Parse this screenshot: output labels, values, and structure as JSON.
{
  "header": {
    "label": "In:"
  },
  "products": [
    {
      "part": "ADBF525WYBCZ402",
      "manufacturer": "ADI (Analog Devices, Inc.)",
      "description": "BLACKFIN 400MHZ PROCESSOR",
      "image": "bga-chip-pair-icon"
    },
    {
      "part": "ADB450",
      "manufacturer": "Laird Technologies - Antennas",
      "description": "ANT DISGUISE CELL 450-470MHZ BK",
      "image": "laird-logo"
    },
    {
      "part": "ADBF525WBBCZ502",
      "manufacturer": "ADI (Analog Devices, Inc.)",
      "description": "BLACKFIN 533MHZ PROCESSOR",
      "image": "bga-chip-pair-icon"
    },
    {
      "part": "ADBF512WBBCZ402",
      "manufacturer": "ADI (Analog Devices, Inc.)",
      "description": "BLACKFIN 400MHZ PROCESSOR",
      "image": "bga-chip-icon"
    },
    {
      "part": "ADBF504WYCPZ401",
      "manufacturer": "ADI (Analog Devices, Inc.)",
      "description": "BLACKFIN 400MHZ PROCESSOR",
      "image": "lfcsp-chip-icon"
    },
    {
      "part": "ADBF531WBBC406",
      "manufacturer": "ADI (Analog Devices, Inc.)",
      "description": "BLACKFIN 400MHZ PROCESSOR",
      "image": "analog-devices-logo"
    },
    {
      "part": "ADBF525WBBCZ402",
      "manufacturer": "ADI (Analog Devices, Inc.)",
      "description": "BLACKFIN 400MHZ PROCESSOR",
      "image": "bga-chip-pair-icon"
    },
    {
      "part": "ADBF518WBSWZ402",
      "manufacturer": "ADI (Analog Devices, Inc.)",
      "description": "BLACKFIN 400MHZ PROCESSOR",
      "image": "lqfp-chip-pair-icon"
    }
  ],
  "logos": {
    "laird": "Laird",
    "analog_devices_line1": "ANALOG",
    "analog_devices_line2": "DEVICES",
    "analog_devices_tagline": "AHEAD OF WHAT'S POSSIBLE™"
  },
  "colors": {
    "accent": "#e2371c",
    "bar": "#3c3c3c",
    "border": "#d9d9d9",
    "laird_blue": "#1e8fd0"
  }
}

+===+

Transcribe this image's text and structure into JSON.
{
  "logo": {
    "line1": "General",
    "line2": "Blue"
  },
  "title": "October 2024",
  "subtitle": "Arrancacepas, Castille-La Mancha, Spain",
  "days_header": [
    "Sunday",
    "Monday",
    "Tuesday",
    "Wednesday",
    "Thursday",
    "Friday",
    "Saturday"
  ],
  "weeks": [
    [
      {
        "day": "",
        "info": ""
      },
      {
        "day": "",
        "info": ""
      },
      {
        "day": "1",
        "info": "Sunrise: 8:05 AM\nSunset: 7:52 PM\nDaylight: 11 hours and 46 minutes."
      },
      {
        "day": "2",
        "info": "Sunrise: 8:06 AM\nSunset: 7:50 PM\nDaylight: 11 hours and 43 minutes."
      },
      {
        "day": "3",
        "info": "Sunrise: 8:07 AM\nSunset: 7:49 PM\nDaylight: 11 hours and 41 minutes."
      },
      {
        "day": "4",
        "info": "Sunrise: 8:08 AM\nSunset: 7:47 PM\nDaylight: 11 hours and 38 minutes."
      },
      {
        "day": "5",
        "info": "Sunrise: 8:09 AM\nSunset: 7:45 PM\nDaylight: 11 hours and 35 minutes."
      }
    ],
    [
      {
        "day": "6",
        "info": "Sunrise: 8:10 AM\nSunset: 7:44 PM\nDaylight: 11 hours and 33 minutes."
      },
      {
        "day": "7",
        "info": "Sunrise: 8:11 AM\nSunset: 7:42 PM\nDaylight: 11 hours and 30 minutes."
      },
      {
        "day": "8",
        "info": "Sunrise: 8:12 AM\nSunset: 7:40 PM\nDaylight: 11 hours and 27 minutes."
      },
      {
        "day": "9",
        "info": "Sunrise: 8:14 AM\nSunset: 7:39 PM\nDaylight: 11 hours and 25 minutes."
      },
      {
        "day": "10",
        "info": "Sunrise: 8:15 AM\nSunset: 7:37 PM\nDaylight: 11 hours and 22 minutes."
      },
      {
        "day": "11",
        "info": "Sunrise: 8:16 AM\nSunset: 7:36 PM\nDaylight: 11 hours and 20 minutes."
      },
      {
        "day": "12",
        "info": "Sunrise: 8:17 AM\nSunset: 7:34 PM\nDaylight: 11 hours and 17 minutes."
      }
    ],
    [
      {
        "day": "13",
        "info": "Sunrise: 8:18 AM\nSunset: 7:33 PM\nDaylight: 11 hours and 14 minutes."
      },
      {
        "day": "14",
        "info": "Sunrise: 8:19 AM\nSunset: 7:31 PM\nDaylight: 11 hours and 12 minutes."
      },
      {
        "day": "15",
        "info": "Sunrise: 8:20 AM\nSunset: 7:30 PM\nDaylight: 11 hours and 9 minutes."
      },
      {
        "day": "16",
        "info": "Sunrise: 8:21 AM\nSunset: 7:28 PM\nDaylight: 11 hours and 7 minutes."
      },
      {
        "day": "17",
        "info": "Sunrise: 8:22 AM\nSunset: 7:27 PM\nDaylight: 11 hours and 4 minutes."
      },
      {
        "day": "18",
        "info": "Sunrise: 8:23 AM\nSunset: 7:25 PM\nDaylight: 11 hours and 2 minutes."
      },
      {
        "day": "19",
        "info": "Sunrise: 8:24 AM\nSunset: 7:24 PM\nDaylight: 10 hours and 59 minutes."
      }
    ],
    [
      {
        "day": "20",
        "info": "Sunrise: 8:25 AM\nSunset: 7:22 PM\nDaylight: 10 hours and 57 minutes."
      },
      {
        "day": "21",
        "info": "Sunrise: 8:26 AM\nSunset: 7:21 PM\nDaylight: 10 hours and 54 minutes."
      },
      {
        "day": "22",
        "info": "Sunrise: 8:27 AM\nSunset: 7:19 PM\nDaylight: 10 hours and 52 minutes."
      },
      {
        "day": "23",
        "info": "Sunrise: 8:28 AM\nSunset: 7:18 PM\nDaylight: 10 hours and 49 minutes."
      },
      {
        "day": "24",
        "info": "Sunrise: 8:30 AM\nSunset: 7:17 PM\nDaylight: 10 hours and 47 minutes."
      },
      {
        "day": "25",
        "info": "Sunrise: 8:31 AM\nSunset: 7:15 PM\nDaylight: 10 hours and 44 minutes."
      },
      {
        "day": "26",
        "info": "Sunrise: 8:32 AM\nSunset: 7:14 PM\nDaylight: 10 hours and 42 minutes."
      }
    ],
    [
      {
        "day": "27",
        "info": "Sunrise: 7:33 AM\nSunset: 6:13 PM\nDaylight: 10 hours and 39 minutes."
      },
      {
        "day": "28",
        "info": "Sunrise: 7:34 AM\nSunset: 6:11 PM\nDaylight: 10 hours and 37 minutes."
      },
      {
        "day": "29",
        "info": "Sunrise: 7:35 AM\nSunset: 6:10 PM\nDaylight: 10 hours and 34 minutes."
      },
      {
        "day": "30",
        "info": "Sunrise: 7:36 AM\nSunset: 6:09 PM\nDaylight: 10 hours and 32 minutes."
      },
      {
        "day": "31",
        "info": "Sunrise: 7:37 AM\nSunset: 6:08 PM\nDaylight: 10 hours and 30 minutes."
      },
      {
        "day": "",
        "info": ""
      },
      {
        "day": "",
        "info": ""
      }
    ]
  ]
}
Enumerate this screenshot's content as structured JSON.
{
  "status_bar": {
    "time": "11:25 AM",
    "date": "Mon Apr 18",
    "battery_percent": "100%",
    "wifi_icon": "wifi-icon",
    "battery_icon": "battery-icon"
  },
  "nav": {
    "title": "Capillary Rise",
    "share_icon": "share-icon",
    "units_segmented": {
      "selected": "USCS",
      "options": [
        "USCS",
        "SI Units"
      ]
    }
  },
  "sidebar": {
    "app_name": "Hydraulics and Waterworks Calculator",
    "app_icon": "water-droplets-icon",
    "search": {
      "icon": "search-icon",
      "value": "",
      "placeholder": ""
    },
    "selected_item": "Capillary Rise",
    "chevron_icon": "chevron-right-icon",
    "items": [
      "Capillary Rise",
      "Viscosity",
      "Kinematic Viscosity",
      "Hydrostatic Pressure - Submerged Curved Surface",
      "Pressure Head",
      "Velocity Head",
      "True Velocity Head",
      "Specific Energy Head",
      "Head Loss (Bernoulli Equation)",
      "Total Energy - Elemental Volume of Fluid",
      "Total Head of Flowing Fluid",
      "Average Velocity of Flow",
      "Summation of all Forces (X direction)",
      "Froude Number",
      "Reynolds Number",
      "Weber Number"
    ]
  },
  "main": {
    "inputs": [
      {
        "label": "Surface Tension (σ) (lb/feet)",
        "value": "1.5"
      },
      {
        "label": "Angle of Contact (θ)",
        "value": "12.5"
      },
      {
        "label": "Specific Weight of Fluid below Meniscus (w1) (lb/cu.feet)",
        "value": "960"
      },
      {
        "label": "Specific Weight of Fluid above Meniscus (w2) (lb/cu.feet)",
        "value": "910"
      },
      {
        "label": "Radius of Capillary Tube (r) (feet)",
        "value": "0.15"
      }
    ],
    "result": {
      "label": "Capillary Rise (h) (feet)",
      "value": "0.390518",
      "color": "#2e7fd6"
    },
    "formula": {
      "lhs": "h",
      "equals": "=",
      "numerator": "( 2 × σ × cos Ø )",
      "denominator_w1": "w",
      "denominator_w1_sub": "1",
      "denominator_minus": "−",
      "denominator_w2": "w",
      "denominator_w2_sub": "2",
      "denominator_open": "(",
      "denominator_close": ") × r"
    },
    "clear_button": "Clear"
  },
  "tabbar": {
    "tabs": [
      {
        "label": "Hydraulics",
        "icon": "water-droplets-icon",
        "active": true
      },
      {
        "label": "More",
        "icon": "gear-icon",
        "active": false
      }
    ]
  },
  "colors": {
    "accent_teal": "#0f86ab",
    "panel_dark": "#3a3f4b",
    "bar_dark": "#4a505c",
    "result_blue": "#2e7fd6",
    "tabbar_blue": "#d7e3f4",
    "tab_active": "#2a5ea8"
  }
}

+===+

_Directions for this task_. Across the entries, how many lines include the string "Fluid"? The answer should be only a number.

_Answer to the problem_. 4